In one experiment, a researcher asked a group of subjects to take part in a bogus experiment and allowed them to win a sum of money. Afterward the researcher went up to the subjects and told them that he’d had to use his own paltry funds to subsidize the experiment; apologizing, he asked if they wouldn’t mind giving the money back, so he could continue his research. A second group of subjects performed the exact same bogus experiment and won the same prize money—but weren’t asked to give the money back. Finally, all of the experimental subjects were asked to subjectively rate the researcher’s likeability. It turned out that the ones who’d given back their prize money liked him a lot better. The reason: in order to explain our behavior to ourselves, we have to make assumptions about our own proclivities. I gave the guy money, the subjects subconsciously reasoned, so I must have liked him.

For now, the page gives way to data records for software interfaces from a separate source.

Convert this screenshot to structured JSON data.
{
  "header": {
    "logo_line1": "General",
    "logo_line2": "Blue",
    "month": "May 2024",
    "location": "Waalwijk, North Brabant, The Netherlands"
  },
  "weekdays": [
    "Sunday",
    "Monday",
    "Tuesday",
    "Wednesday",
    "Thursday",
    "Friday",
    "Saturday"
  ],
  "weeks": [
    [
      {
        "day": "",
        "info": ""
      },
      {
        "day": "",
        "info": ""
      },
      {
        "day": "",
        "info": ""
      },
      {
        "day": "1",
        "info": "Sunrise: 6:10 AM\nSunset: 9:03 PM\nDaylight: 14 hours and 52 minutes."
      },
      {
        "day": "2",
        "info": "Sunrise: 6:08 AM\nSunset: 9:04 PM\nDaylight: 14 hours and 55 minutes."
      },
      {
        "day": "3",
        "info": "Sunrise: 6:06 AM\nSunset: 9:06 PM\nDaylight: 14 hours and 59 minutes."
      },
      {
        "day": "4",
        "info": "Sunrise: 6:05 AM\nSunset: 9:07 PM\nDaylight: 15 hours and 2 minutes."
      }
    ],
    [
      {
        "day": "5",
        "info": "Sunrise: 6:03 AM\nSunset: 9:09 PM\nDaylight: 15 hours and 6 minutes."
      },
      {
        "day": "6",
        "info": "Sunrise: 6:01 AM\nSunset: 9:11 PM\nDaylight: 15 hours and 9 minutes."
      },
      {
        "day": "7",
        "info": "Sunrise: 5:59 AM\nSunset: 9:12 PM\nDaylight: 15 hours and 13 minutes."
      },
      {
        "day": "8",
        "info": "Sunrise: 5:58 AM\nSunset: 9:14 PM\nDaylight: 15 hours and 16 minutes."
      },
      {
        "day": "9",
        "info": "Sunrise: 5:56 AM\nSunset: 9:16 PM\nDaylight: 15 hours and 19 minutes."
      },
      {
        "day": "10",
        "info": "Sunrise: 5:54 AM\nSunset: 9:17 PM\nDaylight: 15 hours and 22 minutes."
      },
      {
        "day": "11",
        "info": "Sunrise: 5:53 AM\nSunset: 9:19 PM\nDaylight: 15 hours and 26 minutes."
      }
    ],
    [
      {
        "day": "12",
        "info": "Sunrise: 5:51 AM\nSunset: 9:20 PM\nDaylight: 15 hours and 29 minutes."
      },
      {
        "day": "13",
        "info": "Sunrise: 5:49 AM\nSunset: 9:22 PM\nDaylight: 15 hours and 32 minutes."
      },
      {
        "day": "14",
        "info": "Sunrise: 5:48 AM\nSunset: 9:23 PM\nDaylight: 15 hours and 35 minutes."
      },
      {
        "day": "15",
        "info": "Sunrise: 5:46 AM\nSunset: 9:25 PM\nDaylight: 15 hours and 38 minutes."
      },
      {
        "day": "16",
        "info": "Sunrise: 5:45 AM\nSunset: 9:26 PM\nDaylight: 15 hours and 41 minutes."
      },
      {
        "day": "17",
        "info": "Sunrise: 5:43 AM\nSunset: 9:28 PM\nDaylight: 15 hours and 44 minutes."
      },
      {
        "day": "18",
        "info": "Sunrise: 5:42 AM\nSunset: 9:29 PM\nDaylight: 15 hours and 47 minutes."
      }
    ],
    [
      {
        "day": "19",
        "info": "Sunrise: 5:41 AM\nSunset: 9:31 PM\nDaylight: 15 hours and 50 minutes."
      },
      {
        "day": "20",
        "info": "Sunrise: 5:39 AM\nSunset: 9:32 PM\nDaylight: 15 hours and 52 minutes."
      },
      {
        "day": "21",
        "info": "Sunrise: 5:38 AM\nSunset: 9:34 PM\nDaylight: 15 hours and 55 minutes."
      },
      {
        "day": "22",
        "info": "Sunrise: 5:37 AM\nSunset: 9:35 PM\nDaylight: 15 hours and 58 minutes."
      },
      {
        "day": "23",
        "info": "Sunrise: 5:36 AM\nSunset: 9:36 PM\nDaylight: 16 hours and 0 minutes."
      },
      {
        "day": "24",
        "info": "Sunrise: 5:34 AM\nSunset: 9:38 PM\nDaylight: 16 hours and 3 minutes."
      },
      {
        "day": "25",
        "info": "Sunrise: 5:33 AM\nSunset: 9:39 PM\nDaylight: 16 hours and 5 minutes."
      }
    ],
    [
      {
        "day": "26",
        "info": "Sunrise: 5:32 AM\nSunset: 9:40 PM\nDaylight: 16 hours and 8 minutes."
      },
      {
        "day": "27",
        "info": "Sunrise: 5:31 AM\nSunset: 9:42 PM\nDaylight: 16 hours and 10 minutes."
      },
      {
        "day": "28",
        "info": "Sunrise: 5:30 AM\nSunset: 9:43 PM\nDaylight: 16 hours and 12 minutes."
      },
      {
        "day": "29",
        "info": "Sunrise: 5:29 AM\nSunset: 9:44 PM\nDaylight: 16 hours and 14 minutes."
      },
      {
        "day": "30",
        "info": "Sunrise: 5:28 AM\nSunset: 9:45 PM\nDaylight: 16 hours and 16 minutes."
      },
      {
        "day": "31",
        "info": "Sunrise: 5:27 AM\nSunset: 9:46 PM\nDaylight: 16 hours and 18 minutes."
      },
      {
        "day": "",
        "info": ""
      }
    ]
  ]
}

Obviously, you can’t change your internal reality overnight. However, act out the change you want, and day by day, the weight of evidence will become undeniable. Before long, the coach you pretend to be becomes the coach that you are. In another experiment, researchers recruited subjects who said they wanted to learn one new habit and asked them to perform the new behavior every day. After 60 days, most of them rated the newly learned habit as effortless to perform. What had once been a desired change was now an accepted reality. The same simple concept applies to almost anything; cessation of smoking and drinking, dieting and even a coaching philosophical change preclusive to the addition of Team Meetings.
For all my skepticism about resolutions, I must confess that I’ve tried a few over the years. On December 31, 1993, I vowed that I would give up dating. Just before midnight, I took a long, last look across the dance-floor and threw away the soda I was drinking. The next day I woke up monogamous—precariously. For the next few weeks, I’d eye the ember of friend’s passion and lust like a cat watching a canary. However I didn’t want to go back to person I’d been before the turn of the year—that womanizer…that player—and I knew that it would be a long wait for another one to come around, if one ever did again. So day after day I stuck it out, until eventually I realized that my new identity had become concrete. Not only did I not want to date any other women any longer, I couldn’t imagine ever wanting to. This New Year’s Eve I’ll celebrate my 20th year with the woman who eventually became my wife.
The bottom line, then, is that while the scientific jury still may be out on whether the Brainpower Diet can help your players maintain fitness while sitting still, numerous studies have found that elderly people who stay curious and intellectually engaged live years longer than those who don’t. Maybe the effect has something to do with the motivation to take care of oneself, stay connected with others and avoid depression…or rather the motivation to educate oneself on the game, stay connected with teammates and avoid negative situations in matches (all of which can be addressed in Team Meetings, eh?) – again – coincidence?
So when the time comes to pick yourself up and drag your weary legs into that next Team Meeting just smile and be grateful. The next hour may just be adding extra matches to the end of your season.